§ PROVIDED DATA:

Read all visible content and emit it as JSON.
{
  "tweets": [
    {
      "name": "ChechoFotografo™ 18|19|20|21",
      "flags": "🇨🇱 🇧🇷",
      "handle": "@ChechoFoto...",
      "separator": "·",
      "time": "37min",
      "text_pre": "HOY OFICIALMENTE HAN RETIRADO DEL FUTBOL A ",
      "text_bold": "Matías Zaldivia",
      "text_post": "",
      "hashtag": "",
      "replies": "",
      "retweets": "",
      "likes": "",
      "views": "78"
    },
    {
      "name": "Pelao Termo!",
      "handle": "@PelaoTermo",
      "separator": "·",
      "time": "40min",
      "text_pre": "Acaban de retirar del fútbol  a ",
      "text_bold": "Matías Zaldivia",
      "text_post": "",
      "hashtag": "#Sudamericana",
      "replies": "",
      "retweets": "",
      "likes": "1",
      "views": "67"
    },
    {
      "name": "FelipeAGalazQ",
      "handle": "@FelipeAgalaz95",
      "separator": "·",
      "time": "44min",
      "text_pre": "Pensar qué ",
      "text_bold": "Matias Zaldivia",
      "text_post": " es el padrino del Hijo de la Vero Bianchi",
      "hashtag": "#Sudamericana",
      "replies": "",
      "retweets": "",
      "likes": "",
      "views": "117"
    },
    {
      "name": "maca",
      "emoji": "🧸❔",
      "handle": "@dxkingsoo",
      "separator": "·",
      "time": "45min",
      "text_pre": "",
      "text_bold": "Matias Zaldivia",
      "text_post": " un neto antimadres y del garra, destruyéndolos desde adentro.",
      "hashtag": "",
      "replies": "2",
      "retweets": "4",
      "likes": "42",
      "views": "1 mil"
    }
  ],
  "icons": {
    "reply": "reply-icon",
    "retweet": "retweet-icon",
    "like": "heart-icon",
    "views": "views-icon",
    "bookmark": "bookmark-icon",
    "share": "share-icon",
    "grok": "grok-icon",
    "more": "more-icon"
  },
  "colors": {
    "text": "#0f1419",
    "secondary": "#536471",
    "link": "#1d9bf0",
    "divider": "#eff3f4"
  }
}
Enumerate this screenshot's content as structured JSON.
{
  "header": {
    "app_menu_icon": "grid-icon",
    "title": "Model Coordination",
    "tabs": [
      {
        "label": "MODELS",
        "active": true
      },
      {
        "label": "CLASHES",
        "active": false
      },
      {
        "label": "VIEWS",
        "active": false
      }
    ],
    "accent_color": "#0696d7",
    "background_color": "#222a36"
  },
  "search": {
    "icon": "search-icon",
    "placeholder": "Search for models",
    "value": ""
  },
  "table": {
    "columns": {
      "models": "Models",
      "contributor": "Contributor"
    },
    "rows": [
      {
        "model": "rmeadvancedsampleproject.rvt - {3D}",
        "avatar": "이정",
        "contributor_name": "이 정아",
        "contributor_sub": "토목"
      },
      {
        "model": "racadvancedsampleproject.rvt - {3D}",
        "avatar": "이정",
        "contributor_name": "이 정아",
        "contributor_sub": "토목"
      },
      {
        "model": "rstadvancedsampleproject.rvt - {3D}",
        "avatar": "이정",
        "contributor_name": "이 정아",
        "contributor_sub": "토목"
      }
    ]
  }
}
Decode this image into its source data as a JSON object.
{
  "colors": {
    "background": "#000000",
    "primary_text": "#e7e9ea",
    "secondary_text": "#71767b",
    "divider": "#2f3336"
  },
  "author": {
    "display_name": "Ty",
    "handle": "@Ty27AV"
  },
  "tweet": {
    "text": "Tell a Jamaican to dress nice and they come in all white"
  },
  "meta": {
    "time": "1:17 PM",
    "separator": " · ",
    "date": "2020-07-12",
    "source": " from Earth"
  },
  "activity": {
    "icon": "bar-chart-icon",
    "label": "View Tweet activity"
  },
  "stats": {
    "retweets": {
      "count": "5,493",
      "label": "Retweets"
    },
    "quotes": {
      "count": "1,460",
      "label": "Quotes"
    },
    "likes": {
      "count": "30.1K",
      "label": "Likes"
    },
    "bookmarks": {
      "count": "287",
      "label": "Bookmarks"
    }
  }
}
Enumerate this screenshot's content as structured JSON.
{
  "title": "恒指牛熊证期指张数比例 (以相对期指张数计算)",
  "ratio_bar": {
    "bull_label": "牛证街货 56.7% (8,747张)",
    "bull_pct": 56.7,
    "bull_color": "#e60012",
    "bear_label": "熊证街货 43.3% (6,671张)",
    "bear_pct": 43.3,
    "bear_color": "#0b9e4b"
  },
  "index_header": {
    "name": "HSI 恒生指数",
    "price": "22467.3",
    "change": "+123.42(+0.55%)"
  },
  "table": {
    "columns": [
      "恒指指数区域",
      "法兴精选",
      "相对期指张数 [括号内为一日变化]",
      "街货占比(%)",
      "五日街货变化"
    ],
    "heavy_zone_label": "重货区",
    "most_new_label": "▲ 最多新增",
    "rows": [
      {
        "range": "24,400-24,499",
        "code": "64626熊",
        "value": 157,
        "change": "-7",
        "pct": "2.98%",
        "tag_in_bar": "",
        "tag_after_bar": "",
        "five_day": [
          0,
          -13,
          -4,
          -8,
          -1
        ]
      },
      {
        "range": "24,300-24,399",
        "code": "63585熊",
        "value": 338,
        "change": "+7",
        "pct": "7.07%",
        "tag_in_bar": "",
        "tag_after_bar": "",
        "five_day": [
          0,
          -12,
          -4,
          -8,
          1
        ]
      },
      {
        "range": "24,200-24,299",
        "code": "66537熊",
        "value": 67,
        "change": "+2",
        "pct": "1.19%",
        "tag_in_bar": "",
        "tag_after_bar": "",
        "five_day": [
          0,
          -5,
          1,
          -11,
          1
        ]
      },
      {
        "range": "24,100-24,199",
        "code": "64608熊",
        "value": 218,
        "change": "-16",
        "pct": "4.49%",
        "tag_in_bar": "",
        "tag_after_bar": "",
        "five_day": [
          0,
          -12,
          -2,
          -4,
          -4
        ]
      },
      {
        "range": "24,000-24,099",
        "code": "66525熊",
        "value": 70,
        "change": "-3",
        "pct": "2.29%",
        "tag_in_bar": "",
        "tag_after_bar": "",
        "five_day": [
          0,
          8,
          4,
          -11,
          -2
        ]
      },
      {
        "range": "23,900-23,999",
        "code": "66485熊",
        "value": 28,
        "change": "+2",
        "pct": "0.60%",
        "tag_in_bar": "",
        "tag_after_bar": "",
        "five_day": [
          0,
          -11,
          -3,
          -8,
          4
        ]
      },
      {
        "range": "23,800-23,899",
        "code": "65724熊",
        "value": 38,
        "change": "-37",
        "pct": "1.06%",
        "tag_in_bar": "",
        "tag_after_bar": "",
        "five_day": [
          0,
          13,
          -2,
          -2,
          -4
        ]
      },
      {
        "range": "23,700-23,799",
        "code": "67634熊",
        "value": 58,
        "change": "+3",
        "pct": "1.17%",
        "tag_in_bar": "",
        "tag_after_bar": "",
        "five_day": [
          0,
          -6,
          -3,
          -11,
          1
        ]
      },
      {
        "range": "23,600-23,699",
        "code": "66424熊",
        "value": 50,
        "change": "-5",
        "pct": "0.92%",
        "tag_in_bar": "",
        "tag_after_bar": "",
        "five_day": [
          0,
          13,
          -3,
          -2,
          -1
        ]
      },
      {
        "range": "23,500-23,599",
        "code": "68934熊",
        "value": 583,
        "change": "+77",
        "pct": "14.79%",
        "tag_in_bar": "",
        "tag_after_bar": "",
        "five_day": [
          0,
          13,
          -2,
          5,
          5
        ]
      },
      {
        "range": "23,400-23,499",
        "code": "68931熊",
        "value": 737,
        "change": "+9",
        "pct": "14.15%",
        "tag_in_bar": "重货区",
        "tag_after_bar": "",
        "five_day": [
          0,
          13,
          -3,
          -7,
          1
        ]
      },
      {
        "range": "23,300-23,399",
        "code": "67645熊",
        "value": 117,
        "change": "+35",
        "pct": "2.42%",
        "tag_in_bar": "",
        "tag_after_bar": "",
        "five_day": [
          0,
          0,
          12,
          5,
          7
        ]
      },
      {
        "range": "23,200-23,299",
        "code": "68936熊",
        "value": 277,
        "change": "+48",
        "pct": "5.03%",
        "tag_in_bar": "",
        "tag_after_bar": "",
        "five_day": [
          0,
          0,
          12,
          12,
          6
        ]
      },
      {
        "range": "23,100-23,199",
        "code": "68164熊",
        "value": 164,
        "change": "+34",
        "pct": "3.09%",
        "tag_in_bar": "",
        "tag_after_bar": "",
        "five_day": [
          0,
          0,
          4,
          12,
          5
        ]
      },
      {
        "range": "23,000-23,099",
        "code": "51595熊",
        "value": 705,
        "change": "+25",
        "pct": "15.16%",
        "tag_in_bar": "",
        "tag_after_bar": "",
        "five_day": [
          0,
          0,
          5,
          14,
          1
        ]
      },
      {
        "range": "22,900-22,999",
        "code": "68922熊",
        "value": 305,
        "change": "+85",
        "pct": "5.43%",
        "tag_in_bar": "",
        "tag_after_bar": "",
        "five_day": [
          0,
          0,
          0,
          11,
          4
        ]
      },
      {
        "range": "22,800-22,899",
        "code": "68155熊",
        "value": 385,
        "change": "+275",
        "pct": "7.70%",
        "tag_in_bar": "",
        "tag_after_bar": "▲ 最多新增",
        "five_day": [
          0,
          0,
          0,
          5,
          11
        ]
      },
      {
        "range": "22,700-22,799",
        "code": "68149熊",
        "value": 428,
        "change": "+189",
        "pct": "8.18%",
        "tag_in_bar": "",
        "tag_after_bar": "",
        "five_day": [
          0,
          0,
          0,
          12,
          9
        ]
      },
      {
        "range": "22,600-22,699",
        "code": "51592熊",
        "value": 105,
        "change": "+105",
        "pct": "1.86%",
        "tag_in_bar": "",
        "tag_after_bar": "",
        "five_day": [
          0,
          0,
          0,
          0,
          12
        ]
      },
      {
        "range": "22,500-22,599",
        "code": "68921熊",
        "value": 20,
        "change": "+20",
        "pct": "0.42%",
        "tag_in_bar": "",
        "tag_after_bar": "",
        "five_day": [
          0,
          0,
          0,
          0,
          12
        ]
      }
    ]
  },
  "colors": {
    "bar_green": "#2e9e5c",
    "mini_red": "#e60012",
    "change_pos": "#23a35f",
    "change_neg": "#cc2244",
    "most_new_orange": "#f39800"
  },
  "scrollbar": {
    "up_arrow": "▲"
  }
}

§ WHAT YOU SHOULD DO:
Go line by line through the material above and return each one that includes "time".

§ WRITTEN SOLUTION:
      "time": "37min",
      "time": "40min",
      "time": "44min",
      "time": "45min",
    "time": "1:17 PM",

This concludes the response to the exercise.